Wengen ski resort
Beautiful scenery and excellent runs for all abilities intertwine to make the idyllic resort of Wengen one of the best all-round ski destinations in the world.
Firstly, there's the dramatic Alpine scenery of the Eiger, Mönch and Jungfrau, which is almost enough to distract your attention from the slopes; then there's the traditional Swiss village feel with a cog train line the only way to access the resort (cars are banned and must be parked in the valley below). And lastly, there's the giant Jungfrau ski region on the doorstep linking Wengen's Kleine Scheidegg / Männlichen ski area to that of its neighbours Grindelwald and Mürren, which together offer a plethora of slopes for all standards.
It's hard to believe that Wengen is in fact one of the world's earliest purpose-designed mountain holiday villages, growing up largely in the 19th-century, with Lord Byron an early visitor 190 years ago.
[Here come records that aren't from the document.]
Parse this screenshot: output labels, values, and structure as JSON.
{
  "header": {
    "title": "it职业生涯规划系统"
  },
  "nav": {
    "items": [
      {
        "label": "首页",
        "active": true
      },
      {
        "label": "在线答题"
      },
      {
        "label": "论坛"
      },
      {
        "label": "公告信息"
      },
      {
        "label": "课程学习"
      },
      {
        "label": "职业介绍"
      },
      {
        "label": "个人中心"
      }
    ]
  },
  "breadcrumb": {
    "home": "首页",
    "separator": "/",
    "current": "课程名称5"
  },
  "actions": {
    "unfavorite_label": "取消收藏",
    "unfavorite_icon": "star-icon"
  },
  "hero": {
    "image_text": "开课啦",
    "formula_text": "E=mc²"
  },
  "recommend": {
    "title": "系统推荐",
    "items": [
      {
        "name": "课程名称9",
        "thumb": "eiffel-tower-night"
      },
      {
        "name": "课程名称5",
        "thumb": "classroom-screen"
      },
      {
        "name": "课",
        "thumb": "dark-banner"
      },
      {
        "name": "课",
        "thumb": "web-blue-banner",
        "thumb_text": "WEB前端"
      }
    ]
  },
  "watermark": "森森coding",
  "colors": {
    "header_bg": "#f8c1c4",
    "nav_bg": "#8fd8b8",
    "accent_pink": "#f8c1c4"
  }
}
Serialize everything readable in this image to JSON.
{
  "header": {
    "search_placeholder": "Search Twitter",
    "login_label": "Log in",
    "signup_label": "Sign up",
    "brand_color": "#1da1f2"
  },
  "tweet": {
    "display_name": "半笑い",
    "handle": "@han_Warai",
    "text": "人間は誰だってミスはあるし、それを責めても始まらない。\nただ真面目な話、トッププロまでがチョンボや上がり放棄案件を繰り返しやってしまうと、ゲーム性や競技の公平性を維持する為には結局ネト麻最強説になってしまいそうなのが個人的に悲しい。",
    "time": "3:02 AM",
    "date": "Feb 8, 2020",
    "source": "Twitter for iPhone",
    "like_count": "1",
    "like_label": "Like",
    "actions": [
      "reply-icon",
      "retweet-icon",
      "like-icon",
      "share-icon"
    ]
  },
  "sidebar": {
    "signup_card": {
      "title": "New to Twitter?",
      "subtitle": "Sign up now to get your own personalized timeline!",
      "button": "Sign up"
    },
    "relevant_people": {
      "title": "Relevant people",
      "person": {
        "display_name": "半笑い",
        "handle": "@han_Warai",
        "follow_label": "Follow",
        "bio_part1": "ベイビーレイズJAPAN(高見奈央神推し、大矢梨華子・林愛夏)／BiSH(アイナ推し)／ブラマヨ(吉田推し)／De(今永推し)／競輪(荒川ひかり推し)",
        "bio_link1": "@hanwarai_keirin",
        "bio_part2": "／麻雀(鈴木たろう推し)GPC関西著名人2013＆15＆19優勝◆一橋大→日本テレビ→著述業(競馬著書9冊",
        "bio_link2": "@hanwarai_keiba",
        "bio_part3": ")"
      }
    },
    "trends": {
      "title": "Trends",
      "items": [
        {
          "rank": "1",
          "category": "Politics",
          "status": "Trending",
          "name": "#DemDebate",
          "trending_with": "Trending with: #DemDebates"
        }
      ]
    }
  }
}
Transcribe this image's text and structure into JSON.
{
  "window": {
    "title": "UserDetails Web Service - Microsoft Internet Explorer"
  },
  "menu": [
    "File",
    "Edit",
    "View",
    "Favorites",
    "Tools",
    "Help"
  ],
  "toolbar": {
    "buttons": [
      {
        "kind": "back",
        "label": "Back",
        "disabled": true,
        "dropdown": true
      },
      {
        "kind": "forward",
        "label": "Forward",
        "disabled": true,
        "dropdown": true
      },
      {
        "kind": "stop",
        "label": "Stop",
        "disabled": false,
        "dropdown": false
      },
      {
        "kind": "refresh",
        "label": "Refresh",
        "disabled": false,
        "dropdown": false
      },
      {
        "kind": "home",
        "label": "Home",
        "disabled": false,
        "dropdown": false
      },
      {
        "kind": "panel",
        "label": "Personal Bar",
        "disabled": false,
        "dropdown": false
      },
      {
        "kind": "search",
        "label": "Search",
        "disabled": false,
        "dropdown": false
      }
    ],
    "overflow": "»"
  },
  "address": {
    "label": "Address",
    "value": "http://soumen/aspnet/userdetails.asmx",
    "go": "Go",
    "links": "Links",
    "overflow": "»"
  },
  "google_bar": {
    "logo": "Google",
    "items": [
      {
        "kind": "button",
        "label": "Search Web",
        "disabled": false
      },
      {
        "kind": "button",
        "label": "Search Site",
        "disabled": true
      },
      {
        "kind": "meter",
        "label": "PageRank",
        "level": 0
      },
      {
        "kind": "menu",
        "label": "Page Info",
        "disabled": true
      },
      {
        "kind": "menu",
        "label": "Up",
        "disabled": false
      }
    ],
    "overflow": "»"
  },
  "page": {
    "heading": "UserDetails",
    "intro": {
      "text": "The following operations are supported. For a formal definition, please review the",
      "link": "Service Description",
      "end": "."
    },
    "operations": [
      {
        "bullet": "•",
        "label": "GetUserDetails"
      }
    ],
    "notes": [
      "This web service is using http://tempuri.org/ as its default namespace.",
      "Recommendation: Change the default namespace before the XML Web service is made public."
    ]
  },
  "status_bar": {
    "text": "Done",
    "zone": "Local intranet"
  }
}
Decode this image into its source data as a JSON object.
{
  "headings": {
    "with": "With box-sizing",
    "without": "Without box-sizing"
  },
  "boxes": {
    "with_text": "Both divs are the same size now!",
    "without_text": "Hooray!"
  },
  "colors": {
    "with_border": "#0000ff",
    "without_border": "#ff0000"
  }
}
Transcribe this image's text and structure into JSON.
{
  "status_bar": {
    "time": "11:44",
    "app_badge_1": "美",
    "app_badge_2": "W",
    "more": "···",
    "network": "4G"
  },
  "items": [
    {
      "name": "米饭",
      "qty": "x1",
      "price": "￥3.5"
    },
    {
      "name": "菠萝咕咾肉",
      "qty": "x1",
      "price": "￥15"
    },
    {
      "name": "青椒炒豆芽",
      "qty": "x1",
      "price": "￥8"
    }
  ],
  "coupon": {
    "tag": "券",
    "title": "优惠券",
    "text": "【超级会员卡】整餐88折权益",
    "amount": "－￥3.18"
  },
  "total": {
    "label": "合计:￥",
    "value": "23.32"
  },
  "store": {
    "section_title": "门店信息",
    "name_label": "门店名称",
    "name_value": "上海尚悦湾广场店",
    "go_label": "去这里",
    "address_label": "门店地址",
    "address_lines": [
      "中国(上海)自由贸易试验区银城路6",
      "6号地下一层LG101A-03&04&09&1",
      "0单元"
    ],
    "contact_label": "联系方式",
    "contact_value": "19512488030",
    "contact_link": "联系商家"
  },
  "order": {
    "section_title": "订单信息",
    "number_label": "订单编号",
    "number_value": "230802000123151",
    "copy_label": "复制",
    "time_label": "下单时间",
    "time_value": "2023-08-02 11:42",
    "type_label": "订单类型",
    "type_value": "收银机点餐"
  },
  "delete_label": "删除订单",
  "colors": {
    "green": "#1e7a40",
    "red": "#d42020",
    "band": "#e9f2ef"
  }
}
After the arrival of the railway in the 1880s, more than 30 hotels were built over the subsequent 20 years, and it has continued to grow (slowly) ever since. But for all its ongoing modernisation, Wengen still has that magical feel, with the trains still chugging through like clockwork.
Wengen is located in the Bernese Oberland region of the Swiss Alps, in the canton of Bern in south-central Switzerland.
WengenResort Elevation: 1274m
Top Elevation: 2320m
Base Elevation: 1274m
JungfrauResort Elevation: m
Top Elevation: 2971m
Base Elevation: 584m
On the slopes
Wengen's ski area is located on the surrounding slopes of Männlichen and Kleine Scheidegg, which it shares with Grindelwald. The regional Jungfrau pass covers all lifts in this area, as well as those at the separate First ski area above Grindelwald, and at Mürren, a train ride down and then up the valley on the other side. This train line continues up to Europe's highest railway station, Jungfraujoch, where there's year-round snow but no piste back down from the top.
The slopes at Kleine Scheidegg are reached by train (a 25-minute journey that, except for upgraded rolling stock, has changed little for skiers in 80 years), or by cable car from the village, which takes only five minutes. Both options open up all kinds of exciting terrain and great routes down to Grindelwald and back to Wengen.
Whilst the whole area is open to intermediate skiers, beginners will find good nursery slopes right in the centre of the village. More experienced skiers will wish to pay homage to the legendary Lauberhorn racecourse, where the famous downhill race is staged each January – as it has been since 1930. The course is one of the longest – at 4.5km (2 miles) – and toughest, descending over 1,000m (3,280ft). Before and after the skiing race, the downhill piste is open to the public.
Thanks to improved snowmaking capacity in recent years, snow in Wengen is relatively reliable, and the ski season here usually runs from early December to mid-April.